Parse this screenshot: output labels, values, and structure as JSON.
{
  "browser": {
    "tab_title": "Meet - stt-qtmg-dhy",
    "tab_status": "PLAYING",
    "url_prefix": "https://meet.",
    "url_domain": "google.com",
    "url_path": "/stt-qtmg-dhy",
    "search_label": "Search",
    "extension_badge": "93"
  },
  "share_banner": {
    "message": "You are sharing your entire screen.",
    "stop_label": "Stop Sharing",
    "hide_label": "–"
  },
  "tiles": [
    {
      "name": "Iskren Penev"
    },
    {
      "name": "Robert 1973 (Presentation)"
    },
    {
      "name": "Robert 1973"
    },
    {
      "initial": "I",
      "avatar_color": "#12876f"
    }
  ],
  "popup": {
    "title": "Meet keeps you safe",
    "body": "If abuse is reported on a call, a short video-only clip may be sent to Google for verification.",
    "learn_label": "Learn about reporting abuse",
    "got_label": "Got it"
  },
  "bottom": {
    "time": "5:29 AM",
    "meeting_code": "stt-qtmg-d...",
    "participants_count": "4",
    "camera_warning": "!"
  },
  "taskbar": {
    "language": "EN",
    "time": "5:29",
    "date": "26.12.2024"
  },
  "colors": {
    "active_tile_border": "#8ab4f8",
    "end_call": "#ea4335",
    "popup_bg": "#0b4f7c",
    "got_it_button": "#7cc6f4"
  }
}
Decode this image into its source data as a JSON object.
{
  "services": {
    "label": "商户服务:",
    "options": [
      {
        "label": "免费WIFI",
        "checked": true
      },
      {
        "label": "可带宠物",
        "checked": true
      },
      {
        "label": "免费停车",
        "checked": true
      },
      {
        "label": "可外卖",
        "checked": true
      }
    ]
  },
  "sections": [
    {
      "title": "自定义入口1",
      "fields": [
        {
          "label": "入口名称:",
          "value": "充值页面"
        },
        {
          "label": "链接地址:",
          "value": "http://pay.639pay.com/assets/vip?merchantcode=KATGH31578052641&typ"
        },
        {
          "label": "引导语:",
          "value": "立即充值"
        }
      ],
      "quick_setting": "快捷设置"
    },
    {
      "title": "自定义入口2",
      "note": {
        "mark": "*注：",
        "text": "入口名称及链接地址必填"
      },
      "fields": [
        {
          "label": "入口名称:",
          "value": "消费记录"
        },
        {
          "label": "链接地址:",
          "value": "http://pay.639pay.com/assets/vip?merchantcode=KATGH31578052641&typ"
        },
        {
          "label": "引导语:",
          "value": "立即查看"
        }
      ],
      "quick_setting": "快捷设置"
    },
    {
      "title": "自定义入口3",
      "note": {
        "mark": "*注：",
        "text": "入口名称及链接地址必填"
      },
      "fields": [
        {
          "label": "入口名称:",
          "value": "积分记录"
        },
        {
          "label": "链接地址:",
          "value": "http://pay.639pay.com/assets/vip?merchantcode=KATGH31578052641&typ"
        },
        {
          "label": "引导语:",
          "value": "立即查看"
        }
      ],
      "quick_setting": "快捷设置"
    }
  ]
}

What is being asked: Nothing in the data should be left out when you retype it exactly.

Exercise response:
Parse this screenshot: output labels, values, and structure as JSON.
{
  "browser": {
    "tab_title": "Meet - stt-qtmg-dhy",
    "tab_status": "PLAYING",
    "url_prefix": "https://meet.",
    "url_domain": "google.com",
    "url_path": "/stt-qtmg-dhy",
    "search_label": "Search",
    "extension_badge": "93"
  },
  "share_banner": {
    "message": "You are sharing your entire screen.",
    "stop_label": "Stop Sharing",
    "hide_label": "–"
  },
  "tiles": [
    {
      "name": "Iskren Penev"
    },
    {
      "name": "Robert 1973 (Presentation)"
    },
    {
      "name": "Robert 1973"
    },
    {
      "initial": "I",
      "avatar_color": "#12876f"
    }
  ],
  "popup": {
    "title": "Meet keeps you safe",
    "body": "If abuse is reported on a call, a short video-only clip may be sent to Google for verification.",
    "learn_label": "Learn about reporting abuse",
    "got_label": "Got it"
  },
  "bottom": {
    "time": "5:29 AM",
    "meeting_code": "stt-qtmg-d...",
    "participants_count": "4",
    "camera_warning": "!"
  },
  "taskbar": {
    "language": "EN",
    "time": "5:29",
    "date": "26.12.2024"
  },
  "colors": {
    "active_tile_border": "#8ab4f8",
    "end_call": "#ea4335",
    "popup_bg": "#0b4f7c",
    "got_it_button": "#7cc6f4"
  }
}
Decode this image into its source data as a JSON object.
{
  "services": {
    "label": "商户服务:",
    "options": [
      {
        "label": "免费WIFI",
        "checked": true
      },
      {
        "label": "可带宠物",
        "checked": true
      },
      {
        "label": "免费停车",
        "checked": true
      },
      {
        "label": "可外卖",
        "checked": true
      }
    ]
  },
  "sections": [
    {
      "title": "自定义入口1",
      "fields": [
        {
          "label": "入口名称:",
          "value": "充值页面"
        },
        {
          "label": "链接地址:",
          "value": "http://pay.639pay.com/assets/vip?merchantcode=KATGH31578052641&typ"
        },
        {
          "label": "引导语:",
          "value": "立即充值"
        }
      ],
      "quick_setting": "快捷设置"
    },
    {
      "title": "自定义入口2",
      "note": {
        "mark": "*注：",
        "text": "入口名称及链接地址必填"
      },
      "fields": [
        {
          "label": "入口名称:",
          "value": "消费记录"
        },
        {
          "label": "链接地址:",
          "value": "http://pay.639pay.com/assets/vip?merchantcode=KATGH31578052641&typ"
        },
        {
          "label": "引导语:",
          "value": "立即查看"
        }
      ],
      "quick_setting": "快捷设置"
    },
    {
      "title": "自定义入口3",
      "note": {
        "mark": "*注：",
        "text": "入口名称及链接地址必填"
      },
      "fields": [
        {
          "label": "入口名称:",
          "value": "积分记录"
        },
        {
          "label": "链接地址:",
          "value": "http://pay.639pay.com/assets/vip?merchantcode=KATGH31578052641&typ"
        },
        {
          "label": "引导语:",
          "value": "立即查看"
        }
      ],
      "quick_setting": "快捷设置"
    }
  ]
}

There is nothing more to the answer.